Monday, October 04, 2010
Death's Black Riders
I mentioned in my post about the Robert E. Howard Conan fragment sometimes called The Hand of Nergal that the other Howard Fragment that fascinates me is one featuring Solomon Kane called Death's Black Riders. It's very short, only a few paragraphs, but it seems to have so much potential that I wonder why Howard abandoned it.
The story begins with Kane riding a narrow path through a deep forest. The trees press so close that the sky is blotted out and there is scarcely room for one horse on the path. Then:
"And down this trail, as Solomon Kane halted and drew his pistol, a horseman came flying. A great black horse, incredibly gigantic in the grey light, and on his back, a giant of a rider, crouched close over the bow, a shapeless hat drawn low, a great black cloak flying from his shoulders."

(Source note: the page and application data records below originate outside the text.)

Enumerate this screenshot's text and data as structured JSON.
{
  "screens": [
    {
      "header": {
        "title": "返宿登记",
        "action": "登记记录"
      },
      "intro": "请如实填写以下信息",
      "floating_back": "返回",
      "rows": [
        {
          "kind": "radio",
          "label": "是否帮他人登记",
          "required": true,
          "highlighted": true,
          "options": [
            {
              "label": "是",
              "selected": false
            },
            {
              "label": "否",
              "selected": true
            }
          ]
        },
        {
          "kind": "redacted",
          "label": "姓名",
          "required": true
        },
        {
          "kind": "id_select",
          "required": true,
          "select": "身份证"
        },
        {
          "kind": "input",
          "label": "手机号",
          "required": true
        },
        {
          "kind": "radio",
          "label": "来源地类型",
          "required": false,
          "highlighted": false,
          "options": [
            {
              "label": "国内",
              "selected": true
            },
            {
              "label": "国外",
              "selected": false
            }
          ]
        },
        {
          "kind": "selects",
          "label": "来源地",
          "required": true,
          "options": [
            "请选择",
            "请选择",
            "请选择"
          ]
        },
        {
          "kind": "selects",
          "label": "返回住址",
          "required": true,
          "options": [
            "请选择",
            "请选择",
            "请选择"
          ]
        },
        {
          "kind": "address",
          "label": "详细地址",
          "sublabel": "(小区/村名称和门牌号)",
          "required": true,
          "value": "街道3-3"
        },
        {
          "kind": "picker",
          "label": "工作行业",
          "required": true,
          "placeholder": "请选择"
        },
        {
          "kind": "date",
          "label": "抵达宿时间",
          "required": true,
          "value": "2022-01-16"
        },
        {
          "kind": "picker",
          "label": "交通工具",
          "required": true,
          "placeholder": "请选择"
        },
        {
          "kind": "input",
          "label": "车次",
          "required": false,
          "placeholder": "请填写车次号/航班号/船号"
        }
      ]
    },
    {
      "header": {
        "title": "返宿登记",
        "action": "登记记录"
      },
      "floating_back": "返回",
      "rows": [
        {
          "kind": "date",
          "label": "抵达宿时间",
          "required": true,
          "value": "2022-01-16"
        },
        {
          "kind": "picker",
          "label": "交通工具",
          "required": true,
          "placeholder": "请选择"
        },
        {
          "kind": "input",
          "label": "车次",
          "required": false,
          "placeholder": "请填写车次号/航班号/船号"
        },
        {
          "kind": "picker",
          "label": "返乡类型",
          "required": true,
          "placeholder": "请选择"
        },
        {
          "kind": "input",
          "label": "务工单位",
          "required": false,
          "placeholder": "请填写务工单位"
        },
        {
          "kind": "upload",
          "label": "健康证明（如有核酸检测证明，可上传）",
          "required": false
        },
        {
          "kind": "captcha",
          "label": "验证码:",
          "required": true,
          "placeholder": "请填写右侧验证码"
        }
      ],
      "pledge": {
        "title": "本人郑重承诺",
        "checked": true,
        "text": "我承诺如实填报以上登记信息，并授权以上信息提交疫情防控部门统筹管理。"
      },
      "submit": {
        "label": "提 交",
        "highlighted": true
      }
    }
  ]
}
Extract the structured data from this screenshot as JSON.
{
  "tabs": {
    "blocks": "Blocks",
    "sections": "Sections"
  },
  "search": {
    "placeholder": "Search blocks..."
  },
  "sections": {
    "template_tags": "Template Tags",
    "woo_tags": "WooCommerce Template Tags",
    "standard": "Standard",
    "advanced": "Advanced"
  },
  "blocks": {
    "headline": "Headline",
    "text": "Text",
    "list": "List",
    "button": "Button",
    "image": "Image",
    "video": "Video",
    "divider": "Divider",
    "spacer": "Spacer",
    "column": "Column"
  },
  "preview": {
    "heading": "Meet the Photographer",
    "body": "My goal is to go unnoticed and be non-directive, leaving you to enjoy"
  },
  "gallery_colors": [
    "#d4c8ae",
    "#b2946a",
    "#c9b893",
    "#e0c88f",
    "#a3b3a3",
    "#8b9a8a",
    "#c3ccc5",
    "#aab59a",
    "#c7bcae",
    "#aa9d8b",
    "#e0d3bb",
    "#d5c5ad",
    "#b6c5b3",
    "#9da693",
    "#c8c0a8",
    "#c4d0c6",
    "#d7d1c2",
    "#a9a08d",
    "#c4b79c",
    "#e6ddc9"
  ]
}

Kane tries to rein aside, but there isn't room. He sees two glowing eyes below the brim of the hat and catches the gleam of a sword. Kane fires point blank into the face of the rider, but it doesn't slow him down and then, as the rider passes over him, Kane feels a blast of icy air and he and his horse go down. Both Kane and horse are up almost instantly and impossibly they are unhurt. The fragment ends right there.
I've never really understood if Howard was trying to say that the rider had no actual tangible form, but that's how I read it, as if the rider passed not over Kane and his horse but through them and that the passing left them numb with the cold from some black and nameless gulf.
Dark Horse comics tried an adaptation of this fragment too, but I can't report on it because I found the artwork so messy and the storytelling so confusing in the first issue that I didn't read the rest of the mini series. Feel free to let me know if it got better. Maybe I'll check out the trade collection.
Roy Thomas adapted the fragment (Though he adds a couple of riders, but hey, the fragment is called Death's Black RIDERS not rider.) as the opening for a two part Savage Sword of Conan story, but the opening has little to do with the rest of the story which involves a team-up between Solomon Kane and Conan. Still, it was nice to see it drawn and the art by Colin MacNeil was pretty sharp. (I'll add a picture later. blogger is acting up.)
I noticed that writer C.J. Henderson has taken a stab at finishing the fragment, but I haven't had a chance to read his version. I used to read Henderson's Jack Hagee private eye books back in the day, and I know Henderson is a big fan of Howard and Lovecraft. I'll check it out when I get time and report back here.
Anyway, Lord of the Rings fans might almost think that Solomon Kane had a run in with a Nazgul. Not that J.R.R. Tolkien could have had any influence on Robert E. Howard, who died a year before the publication of the Hobbit and many years before publication of the Lord of the Rings. Still, some grist for fan fiction there for anyone with the time and energy. Not me.
So yet again, another fascinating fragment to speculate over. What was the rider in black and where was he bound? Perhaps there is a clue in the last words of the poem that REH used to preface the fragment.
The hangman asked of the carrion crow, but the raven made reply:
"Black ride the men who ride with Death beneath the midnight sky,
"And black each steed and grey each skull and strange each deathly eye.
"They have given their breath to grey old Death and yet they cannot die."
Words to ponder.